Did Dimitri Hegemann just save Berlin’s art scene? After the fall of Temporäre Kunsthalle and the coming closings of Haunch of Venison and MMX, the city’s art infrastructure lacked inspiration. Enter Hegemann, founder of iconic techno club and record label Tresor. Twenty years on, Hegemann is transforming his image and redirecting his energies… to art.
Inspired by a 2004 Olafur Eliasson exhibit at the Tate Modern, Hegemann saw the potential of Berlin’s industrial relics for showcasing contemporary art. When his club moved to the basement of a DDR power plant in 2007, he set off to make it happen. Three years of renovation and €2,000,000 later, Kraftwerk Mitte opens its doors with Realstadt, an architectural exhibition of 250 design models of German cities over the past 50 years.

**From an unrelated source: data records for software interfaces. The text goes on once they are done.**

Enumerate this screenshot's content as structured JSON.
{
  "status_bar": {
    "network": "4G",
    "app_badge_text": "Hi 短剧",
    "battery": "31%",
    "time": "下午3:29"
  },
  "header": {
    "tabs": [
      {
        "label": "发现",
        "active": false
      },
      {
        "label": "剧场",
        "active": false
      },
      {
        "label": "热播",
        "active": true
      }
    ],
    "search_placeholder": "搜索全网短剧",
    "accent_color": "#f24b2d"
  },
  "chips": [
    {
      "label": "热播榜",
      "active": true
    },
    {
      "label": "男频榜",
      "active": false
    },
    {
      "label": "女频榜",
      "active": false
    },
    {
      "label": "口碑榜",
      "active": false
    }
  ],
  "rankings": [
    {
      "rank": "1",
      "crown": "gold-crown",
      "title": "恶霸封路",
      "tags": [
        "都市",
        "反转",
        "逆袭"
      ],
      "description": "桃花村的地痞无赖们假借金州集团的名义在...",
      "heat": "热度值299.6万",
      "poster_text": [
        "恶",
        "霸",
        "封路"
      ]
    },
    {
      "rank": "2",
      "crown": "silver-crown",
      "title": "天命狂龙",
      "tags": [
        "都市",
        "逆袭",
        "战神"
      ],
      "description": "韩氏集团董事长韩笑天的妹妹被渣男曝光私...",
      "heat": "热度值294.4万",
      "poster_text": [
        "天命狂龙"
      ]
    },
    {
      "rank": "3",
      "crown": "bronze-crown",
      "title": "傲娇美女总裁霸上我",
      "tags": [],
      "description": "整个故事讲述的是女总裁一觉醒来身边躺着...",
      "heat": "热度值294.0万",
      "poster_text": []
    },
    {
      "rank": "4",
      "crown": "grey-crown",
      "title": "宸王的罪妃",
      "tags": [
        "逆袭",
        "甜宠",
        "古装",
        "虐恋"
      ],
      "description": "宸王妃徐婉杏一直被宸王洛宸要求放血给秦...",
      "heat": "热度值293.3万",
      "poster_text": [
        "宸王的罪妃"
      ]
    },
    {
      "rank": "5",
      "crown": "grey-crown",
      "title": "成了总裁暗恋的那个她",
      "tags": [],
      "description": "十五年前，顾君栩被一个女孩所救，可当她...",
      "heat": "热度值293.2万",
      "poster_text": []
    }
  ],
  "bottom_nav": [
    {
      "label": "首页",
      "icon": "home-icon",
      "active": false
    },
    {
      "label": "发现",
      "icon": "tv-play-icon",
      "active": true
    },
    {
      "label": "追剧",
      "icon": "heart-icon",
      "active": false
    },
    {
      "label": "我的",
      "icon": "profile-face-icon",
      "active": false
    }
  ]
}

Kraftwerk Mitte is its own architectural exhibit. The 30m-high, 22,000 square meter structure is outfitted with a fire-truck red bottle-crate bar, perforated sheet-metal stairways and concrete slab walls. But Realstadt ultimately fails to make use of the space. Housing miniatures in an industrial monolith leave a tipsy, dizzy Gulliver-among-the-Lilliputians effect.
So why is Kraftwerk showing architectural models rather than avant-garde light installations and sound performances, as Hegemann originally envisioned? Money. Realstadt found funding through Berlin’s finance ministry and a major real estate development co-op. Not that this will relegate the space to pandering to corporate-sponsored bourgeois tastes. Hegemann’s got a 30 year lease and is determined to keep it independent.

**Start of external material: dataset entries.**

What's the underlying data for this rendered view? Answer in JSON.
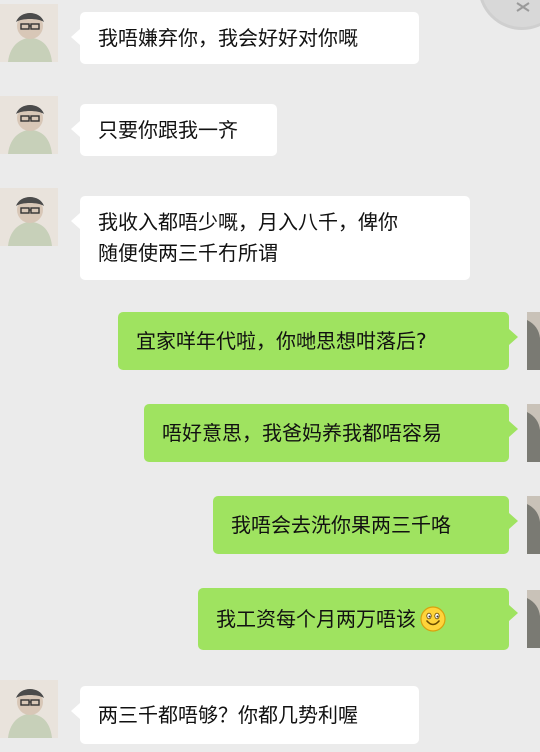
{
  "messages": [
    {
      "side": "left",
      "text": "我唔嫌弃你，我会好好对你嘅"
    },
    {
      "side": "left",
      "text": "只要你跟我一齐"
    },
    {
      "side": "left",
      "lines": [
        "我收入都唔少嘅，月入八千，俾你",
        "随便使两三千冇所谓"
      ]
    },
    {
      "side": "right",
      "text": "宜家咩年代啦，你哋思想咁落后?"
    },
    {
      "side": "right",
      "text": "唔好意思，我爸妈养我都唔容易"
    },
    {
      "side": "right",
      "text": "我唔会去洗你果两三千咯"
    },
    {
      "side": "right",
      "text": "我工资每个月两万唔该"
    },
    {
      "side": "left",
      "text": "两三千都唔够？你都几势利喔"
    }
  ],
  "icons": {
    "emoji": "smile-emoji-icon",
    "corner": "close-icon"
  },
  "colors": {
    "background": "#ebebeb",
    "incoming_bubble": "#ffffff",
    "outgoing_bubble": "#9fe360",
    "text": "#111111"
  }
}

Hegemann’s shift from underground club owner to art space developer has been fluid. Between opening Tresor and Kraftwerk Mitte, he opened an Italian joint, a private club and a pricy design restaurant in Mitte. As the last coal-heated Altbauten are being polished up and modernized, the crowd who built Berlin’s culture scene in the 1990s is growing up and changing tastes, but they still party with their friends.
REALSTADT | Mon-Sun 10-20, Through November 28

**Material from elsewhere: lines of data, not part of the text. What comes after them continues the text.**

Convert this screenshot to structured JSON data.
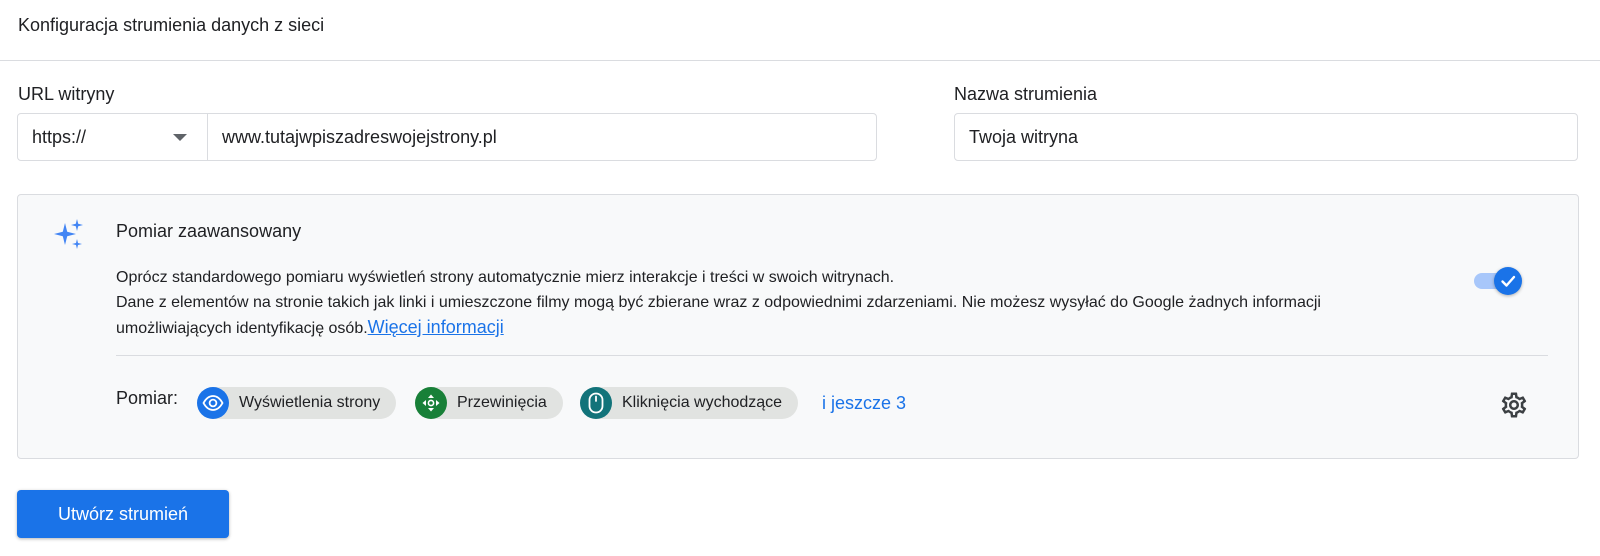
{
  "header": {
    "title": "Konfiguracja strumienia danych z sieci"
  },
  "url_field": {
    "label": "URL witryny",
    "protocol": "https://",
    "value": "www.tutajwpiszadreswojejstrony.pl"
  },
  "name_field": {
    "label": "Nazwa strumienia",
    "value": "Twoja witryna"
  },
  "enhanced": {
    "icon": "sparkle-icon",
    "title": "Pomiar zaawansowany",
    "desc_line1": "Oprócz standardowego pomiaru wyświetleń strony automatycznie mierz interakcje i treści w swoich witrynach.",
    "desc_line2": "Dane z elementów na stronie takich jak linki i umieszczone filmy mogą być zbierane wraz z odpowiednimi zdarzeniami. Nie możesz wysyłać do Google żadnych informacji",
    "desc_line3": "umożliwiających identyfikację osób.",
    "more_link": "Więcej informacji",
    "toggle_on": true,
    "measure_label": "Pomiar:",
    "chips": [
      {
        "label": "Wyświetlenia strony",
        "icon": "eye-icon",
        "color": "#1a73e8"
      },
      {
        "label": "Przewinięcia",
        "icon": "scroll-arrows-icon",
        "color": "#188038"
      },
      {
        "label": "Kliknięcia wychodzące",
        "icon": "mouse-icon",
        "color": "#12737a"
      }
    ],
    "more_chips": "i jeszcze 3",
    "settings_icon": "gear-icon"
  },
  "actions": {
    "create_label": "Utwórz strumień"
  },
  "colors": {
    "accent": "#1a73e8",
    "card_bg": "#f8f9fa",
    "border": "#dadce0",
    "chip_bg": "#e1e3e1"
  }
}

*Not everyone at EXBERLINER was so down on the exhibition. Check out Dan Borden’s review at the link on the left.